Printed on: January 22, 2013

Lawyer: D55 used a 'legal loophole'

By Nate Sunderland

The Blackfoot School District 55 school board used a "legal loophole" to reaffirm and validate the separation agreement of former Superintendent Scott Crane on Thursday, Post Register attorney Steve Wright said.

"The fact (the board) voided their actions in December and then tried to rewrite history and claim that didn't happen in January leaves, frankly, a mess," Wright said.

"The loophole appears to be, even if you breach the open meeting act -- which automatically voids all actions -- if no one catches you in 30 days (the action) really wasn't void after all," he said.

On Dec. 11, the board admitted violating Idaho open meeting laws on March 13 and April 24 by discussing Crane's separation agreement during executive sessions not called for that purpose.

The loophole stems from seeming contradictions in Idaho's Open Meeting Law, brought up by Amy White, the district's interim attorney, at a board meeting Thursday.

White did not return calls seeking comment Friday or Monday.

During the meeting, White used Idaho Code 67-2347(6), which states:

"Any suit brought for the purpose of having an action declared or determined null and void ... shall be commenced within 30 days of the time of the decision or action that results ... from a meeting that failed to comply (with the Open Meeting Law)."

White's argument is that since no one challenged the validity of the separation agreement within 30 days of its creation, it cannot be voided even if it occurred during a meeting in violation of Idaho's sunshine laws.

"The Idaho Supreme Court and the Idaho Attorney General have held that unless an action, which is in violation of an open meeting act, is challenged in 30 days, the action is valid and stands," White said Thursday. "My interpretation is that (the separation agreement) is valid and enforceable."
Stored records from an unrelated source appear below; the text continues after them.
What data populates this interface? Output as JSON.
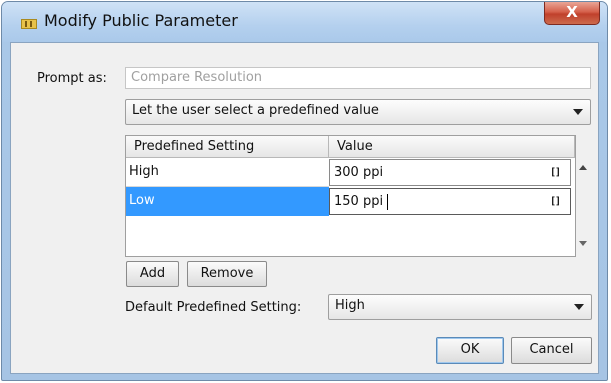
{
  "window": {
    "title": "Modify Public Parameter",
    "close_label": "X"
  },
  "prompt": {
    "label": "Prompt as:",
    "value": "Compare Resolution"
  },
  "mode_select": {
    "selected": "Let the user select a predefined value"
  },
  "table": {
    "columns": [
      "Predefined Setting",
      "Value"
    ],
    "rows": [
      {
        "setting": "High",
        "value": "300 ppi",
        "selected": false
      },
      {
        "setting": "Low",
        "value": "150 ppi",
        "selected": true
      }
    ],
    "bracket_glyph": "[]"
  },
  "buttons": {
    "add": "Add",
    "remove": "Remove",
    "ok": "OK",
    "cancel": "Cancel"
  },
  "default_setting": {
    "label": "Default Predefined Setting:",
    "selected": "High"
  },
  "colors": {
    "selection": "#3399ff",
    "titlebar": "#b4d0ee",
    "close_button": "#c0402c"
  },
  "icons": {
    "app": "parameter-icon",
    "close": "close-icon",
    "dropdown": "chevron-down-icon",
    "edit": "bracket-edit-icon"
  }
}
The separation agreement was challenged by former Blackfoot schoolteacher Joyce Bingham; however, she didn't sue District 55 to release the contract until August, several months after it was approved by the school board April 24.

The board also hid Crane's identity by referring to him as employee B-2012, making it harder for Bingham or anyone else to know who was involved in the contract.
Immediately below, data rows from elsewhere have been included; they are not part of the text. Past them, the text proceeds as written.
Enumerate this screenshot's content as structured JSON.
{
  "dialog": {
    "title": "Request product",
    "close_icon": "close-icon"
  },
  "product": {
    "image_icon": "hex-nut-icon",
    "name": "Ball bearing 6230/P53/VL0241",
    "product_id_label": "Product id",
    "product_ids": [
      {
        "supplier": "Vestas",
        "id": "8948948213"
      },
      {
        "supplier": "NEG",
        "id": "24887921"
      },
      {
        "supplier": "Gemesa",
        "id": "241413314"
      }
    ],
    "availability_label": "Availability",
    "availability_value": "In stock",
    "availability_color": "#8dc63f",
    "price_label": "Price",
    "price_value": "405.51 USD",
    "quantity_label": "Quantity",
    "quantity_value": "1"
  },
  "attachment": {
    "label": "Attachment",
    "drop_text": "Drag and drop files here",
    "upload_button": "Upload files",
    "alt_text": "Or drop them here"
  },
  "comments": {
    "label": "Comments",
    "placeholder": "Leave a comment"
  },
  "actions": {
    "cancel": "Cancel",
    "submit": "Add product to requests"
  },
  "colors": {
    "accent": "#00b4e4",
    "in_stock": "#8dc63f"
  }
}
By White's contention, Bingham's lawsuit also may not have met the necessary criterion, since she sued for the release of documents and not for a violation of Idaho's Open Meeting Law.

Wright called White's argument problematic.

"That's a very troubling interpretation of the Open Meeting Law because private citizens may not even know about (violations of the laws) within 30 days -- as occurred in this case," he said.

White's findings included one exception. The separation agreement is still valid, she said, except for its fifth paragraph, a nondisclosure agreement that was struck down by 6th District Judge David Nye, when he ruled in Bingham's favor Dec 7.

The board actions Thursday are in direct contradiction of earlier actions.

On Dec. 24, on the advice of former legal counsel Dale Storer, District 55 officially voided all actions taken during previous closed sessions, including presumably, the separation agreement with Crane. (The board fired Storer on Dec. 20.)

The action was an attempt to "cure the open meeting violations," based on the recommendation of Storer after the Post Register in November challenged the validity of the executive sessions.

Curing the violation includes voiding all actions taken during illegal closed sessions as per Idaho Code 67-2342(1) which states:

"If an action or deliberation or decision-making that leads to an action occurs at any meeting which fails to comply with the provisions of (Idaho's Open Meeting Law) such action shall be null and void."

But the "30-day" loophole means the public may be out of luck to challenge Crane's separation agreement, Wright said.

"I don't think there is any question the board's conduct was in violation of the open meeting act," Wright said. "But their resolution appears to be that we got away with it because no one sued us within (the time allotted)."

Nate Sunderland can be reached at 542-6763. Comment on this story on Post Talk at